**WORK ORDER**
Look through the material for lines with the word "hexabase", and copy each one.

**PROVIDED RECORDS**
==============================

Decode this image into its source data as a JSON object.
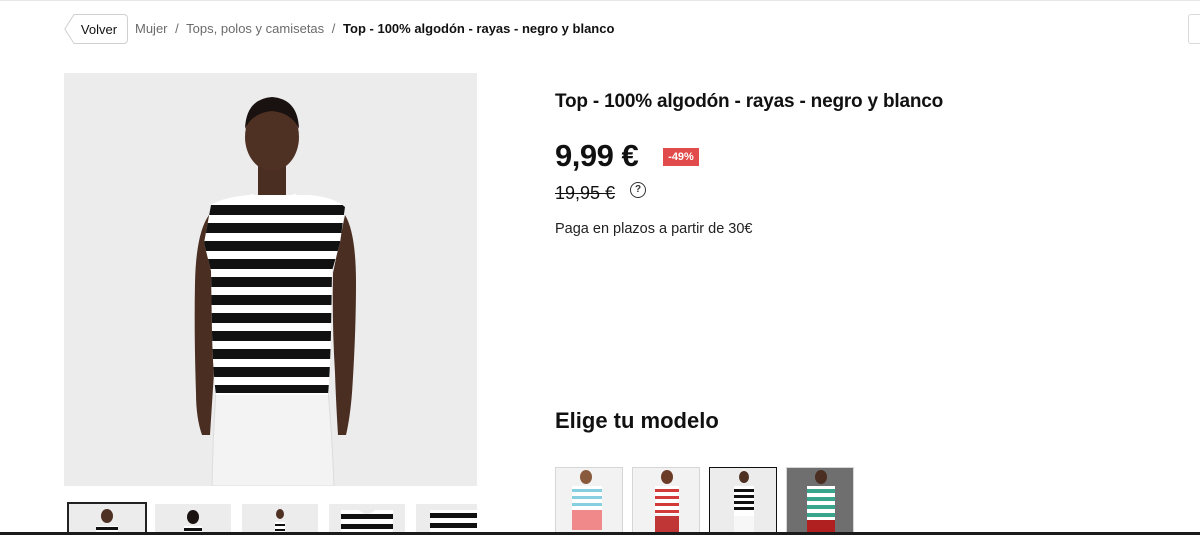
{
  "nav": {
    "back_label": "Volver",
    "breadcrumb": [
      "Mujer",
      "Tops, polos y camisetas"
    ],
    "breadcrumb_current": "Top - 100% algodón - rayas - negro y blanco",
    "separator": "/"
  },
  "product": {
    "title": "Top - 100% algodón - rayas - negro y blanco",
    "price": "9,99 €",
    "discount": "-49%",
    "old_price": "19,95 €",
    "installments_text": "Paga en plazos a partir de 30€",
    "info_icon": "info-icon"
  },
  "gallery": {
    "thumbnails": [
      {
        "view": "front",
        "active": true
      },
      {
        "view": "back",
        "active": false
      },
      {
        "view": "full",
        "active": false
      },
      {
        "view": "detail-flat",
        "active": false
      },
      {
        "view": "detail-fabric",
        "active": false
      }
    ]
  },
  "models": {
    "heading": "Elige tu modelo",
    "options": [
      {
        "color": "light-blue-white-stripes",
        "selected": false
      },
      {
        "color": "red-white-stripes",
        "selected": false
      },
      {
        "color": "black-white-stripes",
        "selected": true
      },
      {
        "color": "green-white-stripes",
        "selected": false
      }
    ]
  },
  "colors": {
    "discount_badge": "#e24b4b",
    "text": "#111111",
    "muted": "#6b6b6b",
    "image_bg": "#ececec"
  }
}
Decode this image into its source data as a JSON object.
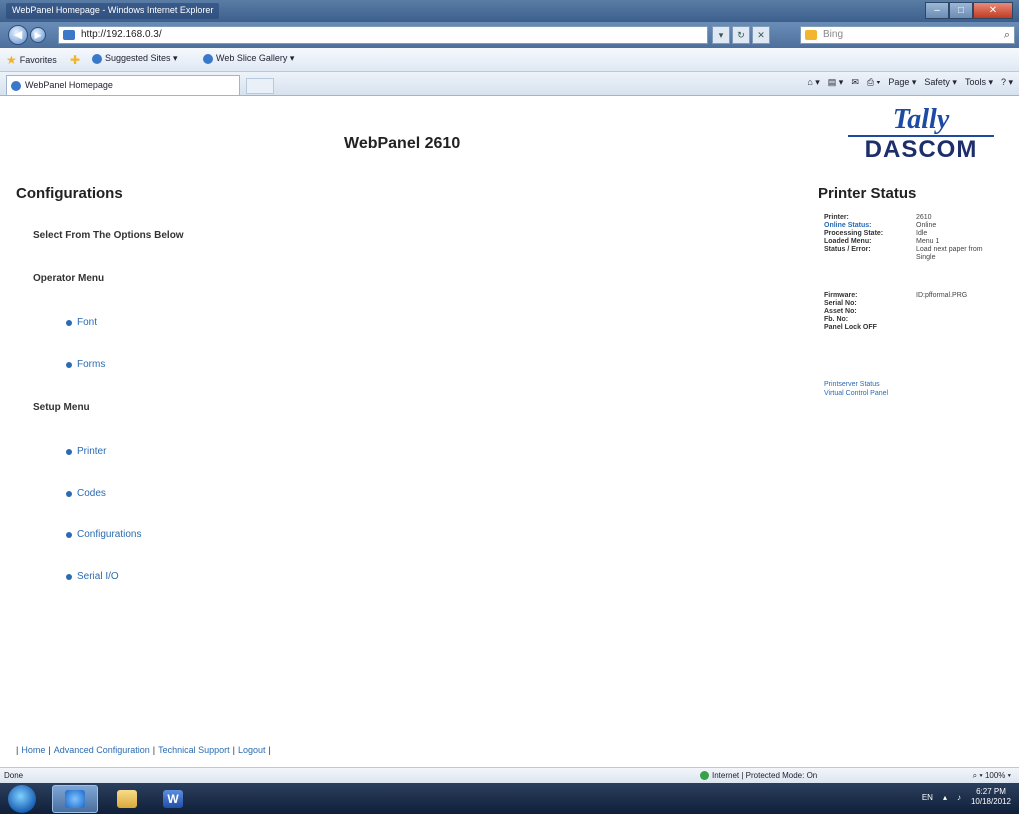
{
  "browser": {
    "window_title": "WebPanel Homepage - Windows Internet Explorer",
    "address": "http://192.168.0.3/",
    "search_placeholder": "Bing",
    "tab_title": "WebPanel Homepage",
    "favorites": {
      "favorites_label": "Favorites",
      "suggested_sites": "Suggested Sites ▾",
      "web_slice_gallery": "Web Slice Gallery ▾"
    },
    "commands": [
      "Page ▾",
      "Safety ▾",
      "Tools ▾"
    ],
    "status_text": "Done",
    "zone_text": "Internet | Protected Mode: On",
    "zoom_text": "100%"
  },
  "page": {
    "title": "WebPanel 2610",
    "logo": {
      "top": "Tally",
      "bottom": "DASCOM"
    },
    "configurations_heading": "Configurations",
    "options_hint": "Select From The Options Below",
    "operator_menu": {
      "label": "Operator Menu",
      "links": [
        "Font",
        "Forms"
      ]
    },
    "setup_menu": {
      "label": "Setup Menu",
      "links": [
        "Printer",
        "Codes",
        "Configurations",
        "Serial I/O"
      ]
    },
    "printer_status": {
      "heading": "Printer Status",
      "rows": [
        {
          "label": "Printer:",
          "value": "2610"
        },
        {
          "label": "Online Status:",
          "value": "Online"
        },
        {
          "label": "Processing State:",
          "value": "Idle"
        },
        {
          "label": "Loaded Menu:",
          "value": "Menu 1"
        },
        {
          "label": "Status / Error:",
          "value": "Load next paper from Single"
        },
        {
          "label": "Firmware:",
          "value": "ID:pfformal.PRG"
        },
        {
          "label": "Serial No:",
          "value": ""
        },
        {
          "label": "Asset No:",
          "value": ""
        },
        {
          "label": "Fb. No:",
          "value": ""
        },
        {
          "label": "Panel Lock OFF",
          "value": ""
        }
      ],
      "links": [
        "Printserver Status",
        "Virtual Control Panel"
      ]
    },
    "footer_links": [
      "Home",
      "Advanced Configuration",
      "Technical Support",
      "Logout"
    ]
  },
  "taskbar": {
    "language": "EN",
    "time": "6:27 PM",
    "date": "10/18/2012"
  }
}
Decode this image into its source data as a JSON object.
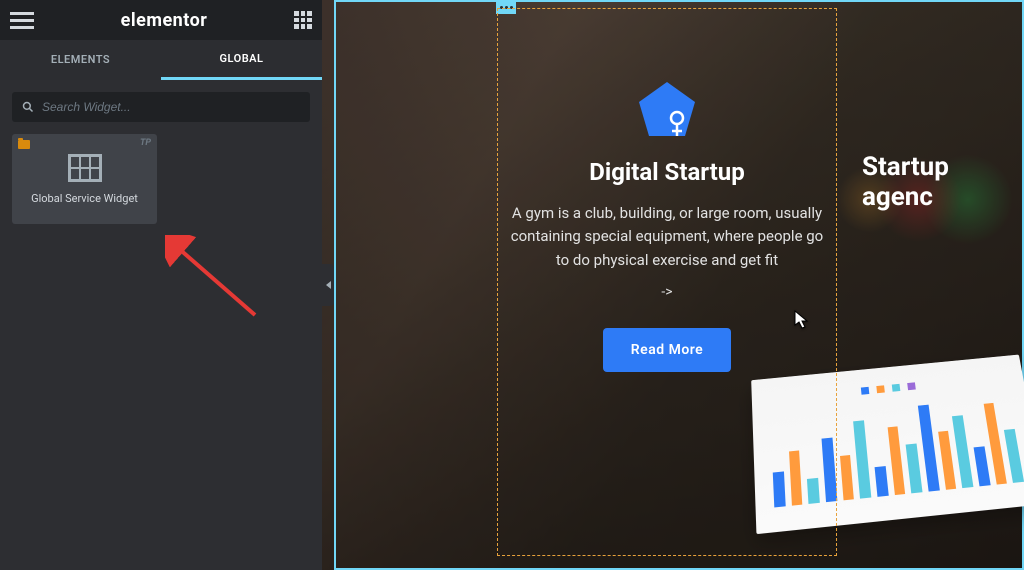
{
  "header": {
    "logo": "elementor"
  },
  "tabs": {
    "elements": "ELEMENTS",
    "global": "GLOBAL",
    "active": "global"
  },
  "search": {
    "placeholder": "Search Widget..."
  },
  "widgets": [
    {
      "label": "Global Service Widget",
      "badge": "TP",
      "icon": "grid-icon"
    }
  ],
  "preview": {
    "card1": {
      "icon": "female-icon",
      "title": "Digital Startup",
      "description": "A gym is a club, building, or large room, usually containing special equipment, where people go to do physical exercise and get fit",
      "arrow": "->",
      "button": "Read More"
    },
    "card2": {
      "title": "Startup agenc"
    }
  },
  "colors": {
    "accent": "#71d7f7",
    "button": "#2e7bf6",
    "highlight": "#e8a23b"
  }
}
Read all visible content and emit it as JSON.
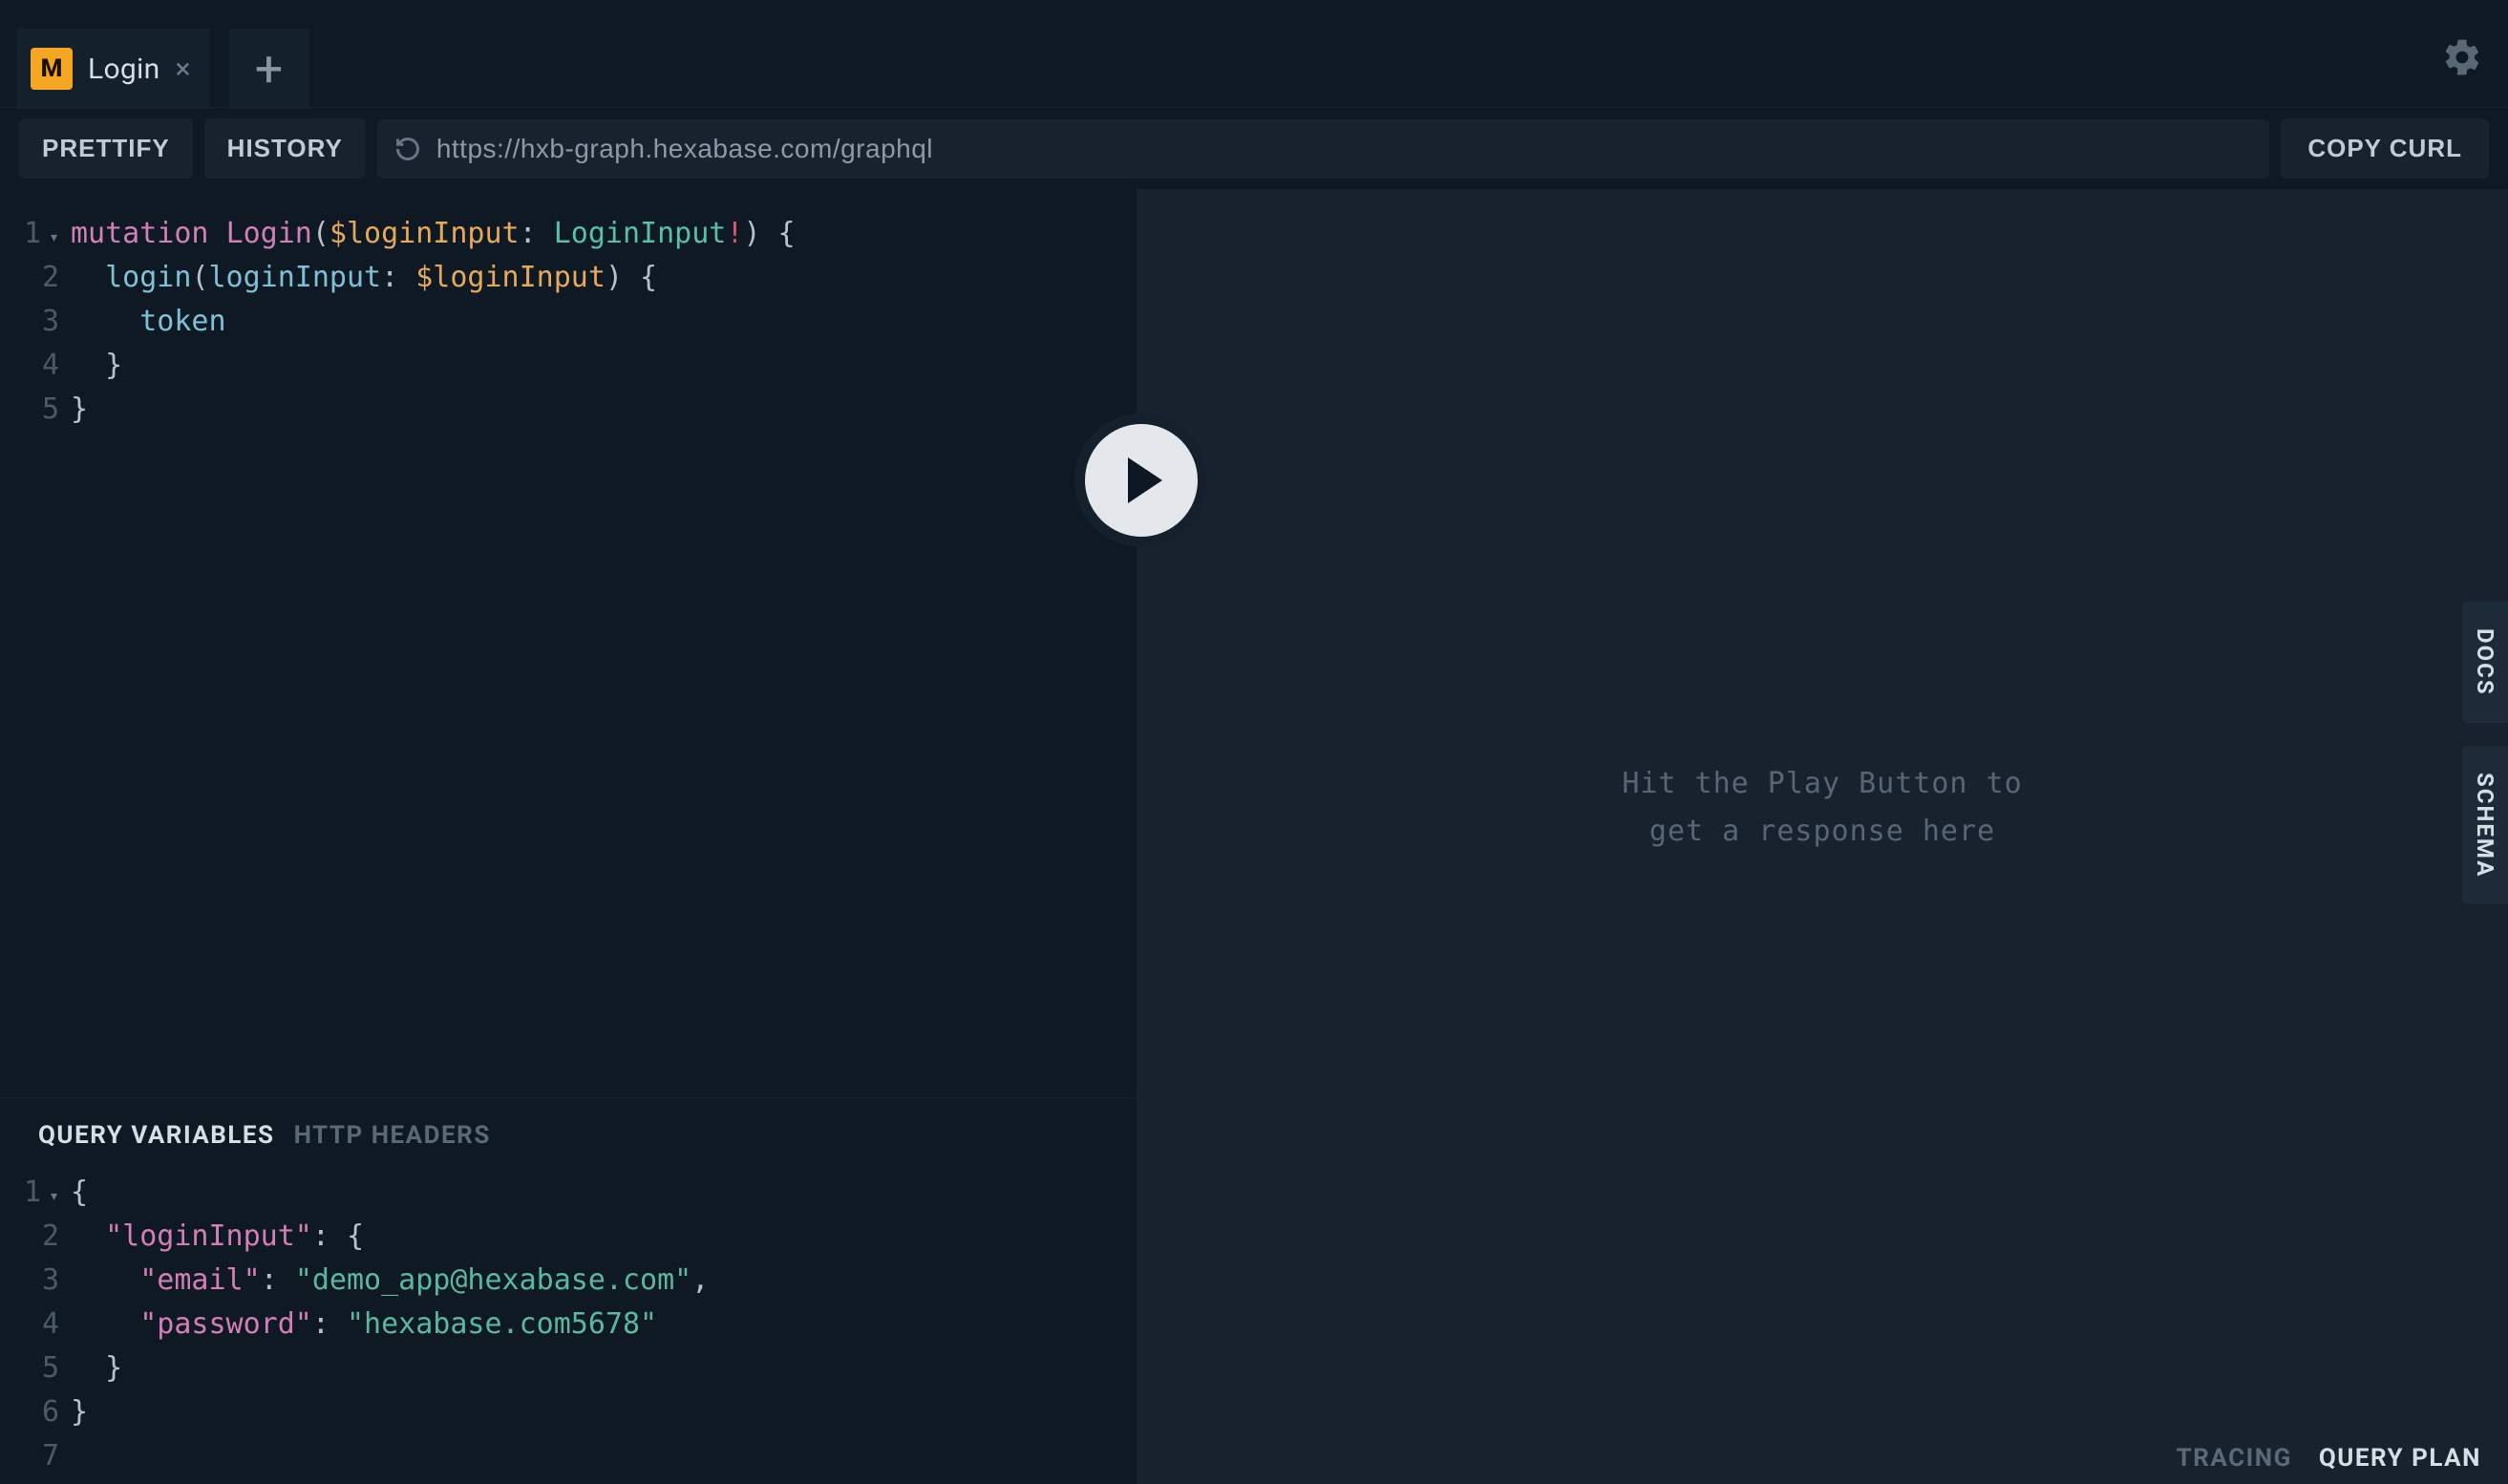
{
  "tabs": {
    "active": {
      "badge_letter": "M",
      "title": "Login"
    }
  },
  "toolbar": {
    "prettify": "PRETTIFY",
    "history": "HISTORY",
    "endpoint_value": "https://hxb-graph.hexabase.com/graphql",
    "copy_curl": "COPY CURL"
  },
  "query_editor": {
    "lines": [
      "1",
      "2",
      "3",
      "4",
      "5"
    ],
    "tokens": {
      "l1_kw": "mutation",
      "l1_name": "Login",
      "l1_var": "$loginInput",
      "l1_type": "LoginInput",
      "l2_field": "login",
      "l2_arg": "loginInput",
      "l2_var": "$loginInput",
      "l3_field": "token"
    }
  },
  "variables_pane": {
    "tab_vars": "QUERY VARIABLES",
    "tab_headers": "HTTP HEADERS",
    "lines": [
      "1",
      "2",
      "3",
      "4",
      "5",
      "6",
      "7"
    ],
    "tokens": {
      "l2_key": "\"loginInput\"",
      "l3_key": "\"email\"",
      "l3_val": "\"demo_app@hexabase.com\"",
      "l4_key": "\"password\"",
      "l4_val": "\"hexabase.com5678\""
    }
  },
  "response": {
    "placeholder_line1": "Hit the Play Button to",
    "placeholder_line2": "get a response here"
  },
  "side_tabs": {
    "docs": "DOCS",
    "schema": "SCHEMA"
  },
  "footer": {
    "tracing": "TRACING",
    "query_plan": "QUERY PLAN"
  },
  "colors": {
    "bg": "#0f1924",
    "panel": "#17222e",
    "accent": "#f5a623"
  }
}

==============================

**EXERCISE OUTPUT**
    "endpoint_value": "https://hxb-graph.hexabase.com/graphql",
      "l3_val": "\"demo_app@hexabase.com\"",
      "l4_val": "\"hexabase.com5678\""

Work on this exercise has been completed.